Web page and app entries

- Opening Delimiter -

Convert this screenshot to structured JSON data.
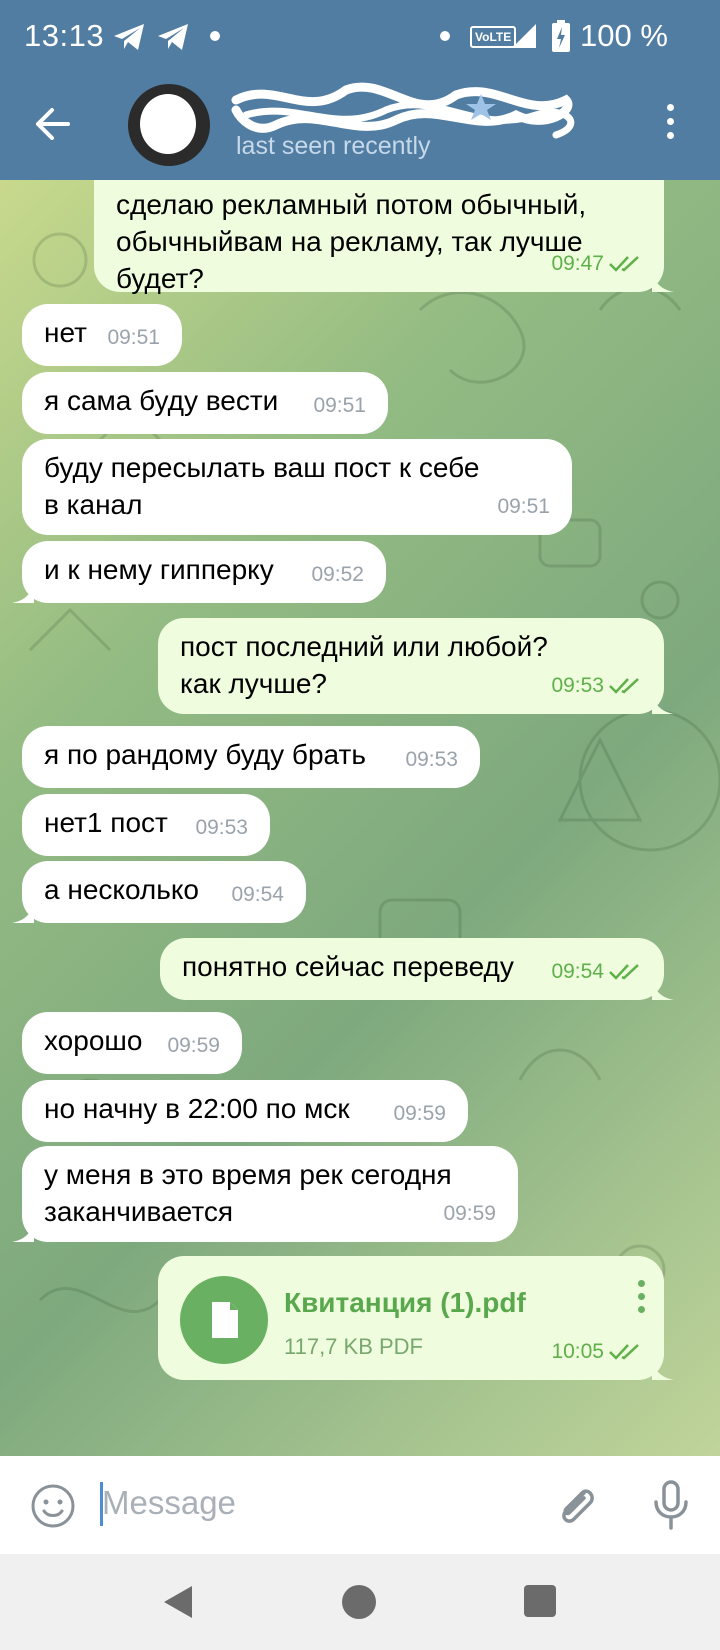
{
  "status_bar": {
    "time": "13:13",
    "volte": "VoLTE",
    "battery": "100 %"
  },
  "header": {
    "subtitle": "last seen recently"
  },
  "messages": [
    {
      "dir": "out",
      "text": "сделаю рекламный потом обычный, обычныйвам на рекламу, так лучше будет?",
      "time": "09:47"
    },
    {
      "dir": "in",
      "text": "нет",
      "time": "09:51"
    },
    {
      "dir": "in",
      "text": "я сама буду вести",
      "time": "09:51"
    },
    {
      "dir": "in",
      "text": "буду пересылать ваш пост к себе в канал",
      "time": "09:51"
    },
    {
      "dir": "in",
      "text": "и к нему гипперку",
      "time": "09:52"
    },
    {
      "dir": "out",
      "text": "пост последний или любой? как лучше?",
      "time": "09:53"
    },
    {
      "dir": "in",
      "text": "я по рандому буду брать",
      "time": "09:53"
    },
    {
      "dir": "in",
      "text": "нет1 пост",
      "time": "09:53"
    },
    {
      "dir": "in",
      "text": "а несколько",
      "time": "09:54"
    },
    {
      "dir": "out",
      "text": "понятно сейчас переведу",
      "time": "09:54"
    },
    {
      "dir": "in",
      "text": "хорошо",
      "time": "09:59"
    },
    {
      "dir": "in",
      "text": "но начну в 22:00 по мск",
      "time": "09:59"
    },
    {
      "dir": "in",
      "text": "у меня в это время рек сегодня заканчивается",
      "time": "09:59"
    }
  ],
  "file_message": {
    "name": "Квитанция (1).pdf",
    "size": "117,7 KB PDF",
    "time": "10:05"
  },
  "composer": {
    "placeholder": "Message"
  },
  "colors": {
    "header": "#517da2",
    "outgoing": "#effdde",
    "incoming": "#ffffff",
    "accent_green": "#5fb04a"
  }
}
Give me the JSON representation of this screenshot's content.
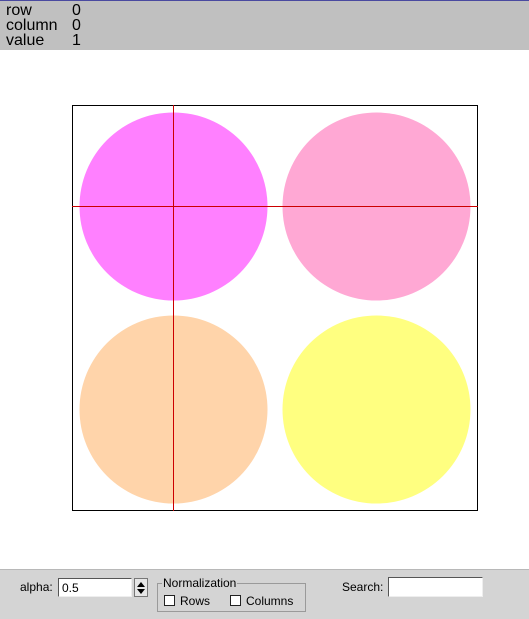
{
  "info": {
    "row_label": "row",
    "row_value": "0",
    "column_label": "column",
    "column_value": "0",
    "value_label": "value",
    "value_value": "1"
  },
  "plot": {
    "cells": [
      {
        "row": 0,
        "column": 0,
        "color": "#ff80ff"
      },
      {
        "row": 0,
        "column": 1,
        "color": "#ffa8d4"
      },
      {
        "row": 1,
        "column": 0,
        "color": "#ffd4aa"
      },
      {
        "row": 1,
        "column": 1,
        "color": "#ffff80"
      }
    ],
    "crosshair_color": "#cc0000",
    "crosshair_cell": {
      "row": 0,
      "column": 0
    }
  },
  "toolbar": {
    "alpha_label": "alpha:",
    "alpha_value": "0.5",
    "normalization_label": "Normalization",
    "rows_label": "Rows",
    "rows_checked": false,
    "columns_label": "Columns",
    "columns_checked": false,
    "search_label": "Search:",
    "search_value": ""
  }
}
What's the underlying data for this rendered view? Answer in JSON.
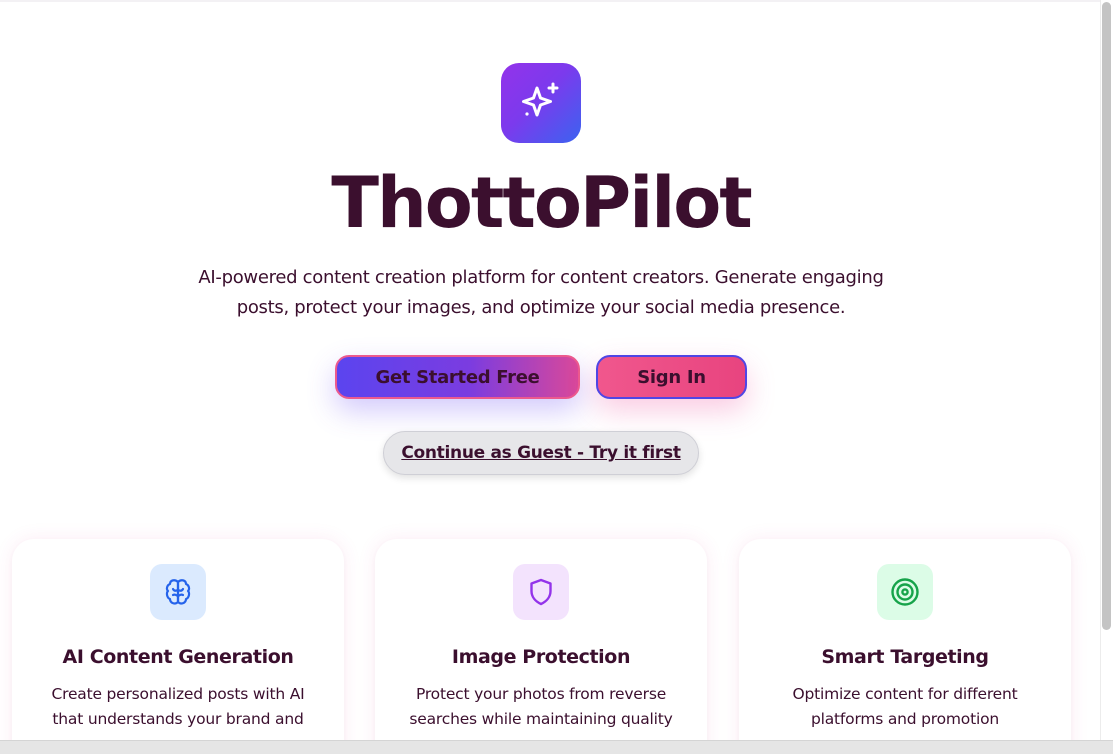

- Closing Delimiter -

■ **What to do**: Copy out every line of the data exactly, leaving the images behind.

■ **Exercise solution**:
Convert this screenshot to structured JSON data.
{
  "status_bar": {
    "time": "13:13",
    "volte": "VoLTE",
    "battery": "100 %"
  },
  "header": {
    "subtitle": "last seen recently"
  },
  "messages": [
    {
      "dir": "out",
      "text": "сделаю рекламный потом обычный, обычныйвам на рекламу, так лучше будет?",
      "time": "09:47"
    },
    {
      "dir": "in",
      "text": "нет",
      "time": "09:51"
    },
    {
      "dir": "in",
      "text": "я сама буду вести",
      "time": "09:51"
    },
    {
      "dir": "in",
      "text": "буду пересылать ваш пост к себе в канал",
      "time": "09:51"
    },
    {
      "dir": "in",
      "text": "и к нему гипперку",
      "time": "09:52"
    },
    {
      "dir": "out",
      "text": "пост последний или любой? как лучше?",
      "time": "09:53"
    },
    {
      "dir": "in",
      "text": "я по рандому буду брать",
      "time": "09:53"
    },
    {
      "dir": "in",
      "text": "нет1 пост",
      "time": "09:53"
    },
    {
      "dir": "in",
      "text": "а несколько",
      "time": "09:54"
    },
    {
      "dir": "out",
      "text": "понятно сейчас переведу",
      "time": "09:54"
    },
    {
      "dir": "in",
      "text": "хорошо",
      "time": "09:59"
    },
    {
      "dir": "in",
      "text": "но начну в 22:00 по мск",
      "time": "09:59"
    },
    {
      "dir": "in",
      "text": "у меня в это время рек сегодня заканчивается",
      "time": "09:59"
    }
  ],
  "file_message": {
    "name": "Квитанция (1).pdf",
    "size": "117,7 KB PDF",
    "time": "10:05"
  },
  "composer": {
    "placeholder": "Message"
  },
  "colors": {
    "header": "#517da2",
    "outgoing": "#effdde",
    "incoming": "#ffffff",
    "accent_green": "#5fb04a"
  }
}
Give me the JSON representation of this screenshot's content.
{
  "info": {
    "row_label": "row",
    "row_value": "0",
    "column_label": "column",
    "column_value": "0",
    "value_label": "value",
    "value_value": "1"
  },
  "plot": {
    "cells": [
      {
        "row": 0,
        "column": 0,
        "color": "#ff80ff"
      },
      {
        "row": 0,
        "column": 1,
        "color": "#ffa8d4"
      },
      {
        "row": 1,
        "column": 0,
        "color": "#ffd4aa"
      },
      {
        "row": 1,
        "column": 1,
        "color": "#ffff80"
      }
    ],
    "crosshair_color": "#cc0000",
    "crosshair_cell": {
      "row": 0,
      "column": 0
    }
  },
  "toolbar": {
    "alpha_label": "alpha:",
    "alpha_value": "0.5",
    "normalization_label": "Normalization",
    "rows_label": "Rows",
    "rows_checked": false,
    "columns_label": "Columns",
    "columns_checked": false,
    "search_label": "Search:",
    "search_value": ""
  }
}
What's the underlying data for this rendered view? Answer in JSON.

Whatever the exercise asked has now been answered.